Los Angeles, California (PRWEB) April 18, 2013
Sherri Gastelum: Living and working overseas has become the norm for a growing number of global citizens. In 2009, the IRS estimated that up to 7 million Americans are residents of another country, not including those serving in the military. One of the difficulties faced by residents of another country who retain their original passport is what to do when tax time comes. Platinum Tax Defenders offers tips on dealing with taxes while living overseas, and suggests that a tax resolution firm with an on-staff tax attorney can make transitions and tax relief a much smoother process.
The first thing to realize is that taxes must be paid – the question is, how much. Some have erroneously assumed that keeping earnings in an overseas bank account meant that taxes could not be assessed. According to PBS, the International Consortium of Investigative Journalists (ICIJ) is a force to be reckoned with. Apparently, there are 86 journalists from more than 45 countries working together to uncover hidden offshore bank accounts. It turns out that 170 countries are under investigation by journalists, because of the possibility that the owners of 120,000 accounts may be trying to avoid a hefty tax bill. The director of the ICIJ, Gerard Ryle, says that the account owners of those keeping back tax payments tend to be a smattering of the “moderately wealthy” along with the “super-wealthy”. As he points out, there's nothing intrinsically illegal about holding an offshore account or developing an offshore business, so long as the owners are transparent within legal limits.

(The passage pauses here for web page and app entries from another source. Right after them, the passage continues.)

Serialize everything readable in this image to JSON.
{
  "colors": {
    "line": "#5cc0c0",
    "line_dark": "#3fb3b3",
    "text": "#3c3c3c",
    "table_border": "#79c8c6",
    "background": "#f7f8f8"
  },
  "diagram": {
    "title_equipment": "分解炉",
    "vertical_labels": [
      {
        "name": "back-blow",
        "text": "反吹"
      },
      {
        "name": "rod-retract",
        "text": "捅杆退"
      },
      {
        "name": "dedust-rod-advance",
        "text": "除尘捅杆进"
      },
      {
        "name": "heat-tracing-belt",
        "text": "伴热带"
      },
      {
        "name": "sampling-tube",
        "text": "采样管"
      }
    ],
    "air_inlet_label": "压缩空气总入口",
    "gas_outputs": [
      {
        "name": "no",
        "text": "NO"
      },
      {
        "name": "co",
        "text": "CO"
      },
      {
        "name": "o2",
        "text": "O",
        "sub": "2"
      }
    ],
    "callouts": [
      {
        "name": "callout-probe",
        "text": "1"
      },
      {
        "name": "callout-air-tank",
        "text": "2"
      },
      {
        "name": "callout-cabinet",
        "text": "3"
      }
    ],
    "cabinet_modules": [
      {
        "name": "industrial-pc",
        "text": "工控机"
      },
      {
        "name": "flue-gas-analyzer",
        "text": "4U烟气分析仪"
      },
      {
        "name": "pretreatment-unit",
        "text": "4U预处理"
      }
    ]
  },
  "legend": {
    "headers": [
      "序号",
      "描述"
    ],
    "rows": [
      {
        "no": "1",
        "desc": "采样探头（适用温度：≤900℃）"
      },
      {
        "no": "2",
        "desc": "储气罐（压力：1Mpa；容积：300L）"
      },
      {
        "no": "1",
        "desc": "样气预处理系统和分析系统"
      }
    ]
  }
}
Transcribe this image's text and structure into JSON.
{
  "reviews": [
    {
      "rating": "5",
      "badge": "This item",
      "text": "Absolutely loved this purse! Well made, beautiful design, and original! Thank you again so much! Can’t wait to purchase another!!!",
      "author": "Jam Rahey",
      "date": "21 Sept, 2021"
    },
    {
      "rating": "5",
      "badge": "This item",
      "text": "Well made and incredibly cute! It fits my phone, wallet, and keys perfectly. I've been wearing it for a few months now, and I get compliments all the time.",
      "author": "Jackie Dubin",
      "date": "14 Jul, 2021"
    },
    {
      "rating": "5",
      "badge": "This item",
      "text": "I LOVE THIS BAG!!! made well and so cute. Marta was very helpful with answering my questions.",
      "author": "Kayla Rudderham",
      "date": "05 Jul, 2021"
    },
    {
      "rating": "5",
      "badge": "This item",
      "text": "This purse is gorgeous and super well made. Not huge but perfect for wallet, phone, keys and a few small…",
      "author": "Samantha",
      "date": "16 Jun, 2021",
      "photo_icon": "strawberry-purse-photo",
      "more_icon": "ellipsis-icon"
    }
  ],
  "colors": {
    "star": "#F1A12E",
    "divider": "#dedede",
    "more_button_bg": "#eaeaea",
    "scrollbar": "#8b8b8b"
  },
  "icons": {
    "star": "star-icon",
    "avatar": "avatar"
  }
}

Second, some Americans are deciding to become expatriates, because of unfair tax laws. Time World used Tina Turner as a practical example of a resident wanting citizenship, since Turner wants to become Swiss after living in Zurich for many years. However, other Americans are giving up their passports and citizenship for a different reason: “The U.S. is the world’s only industrialized nation that taxes citizens who live overseas, even if their income is generated in a foreign country and they never return to America.” One Platinum Tax Defenders specialist put it like this: “That's one option, but it's important to remember – before paying a $450 non-refundable fee – that any income under $97,000 doesn't have to be double-taxed. Changing your passport is like getting a gastric bypass to lose weight, you're never getting that part of your gut back.”
According to Investopedia, it's important to declare any assets held in foreign countries over $50,000, and possibly file Form 8938. This is especially important in light of some new (and some say, frustrating) measures by the IRS to protect themselves against fraudulent exclusion of taxable income: the Foreign Account Tax Compliance Act. This requires foreign banks to report on American citizens' accounts, and allows for stiff fines in the case of Americans residing overseas who don't report foreign bank accounts with balances at $10,000 or above.
Another idea might be to simply retire abroad in a low-tax country, suggests US News Money. There's no current tax on retirees' Social Security income in these countries: Belize, Costa Rica, Ecuador, Panama, Malaysia, and Uruguay. It's even possible to go to Asian countries such as Thailand, keep income sources at other locations, and still live at a low level of taxation. However, Sherri Gastelum reminds taxpayers of any country that laws can change. It's a good idea to run a strategy past a tax attorney, or a tax resolution office, to spot holes that others have had to pass by the Tax Court later on, such as the PPL Corporation v. Commissioner case, in which an energy company thought it was a good idea to claim a foreign tax credit for a UK “windfall tax”. Also, according to Investopedia quoted above, it takes up to 10 years for those who renounce American citizenship to get out from under IRS rules.
Platinum Tax Defenders has a dedicated team of 10 professionals (including tax attorney s, CPA's and former IRS agents) with a ten-year track record of stopping bank levies and removing tax liens. Most initial consultations range from 20 to 45 minutes, in which a qualified tax resolution professional can examine the specifics of the situation and offer strategies for dealing with the IRS.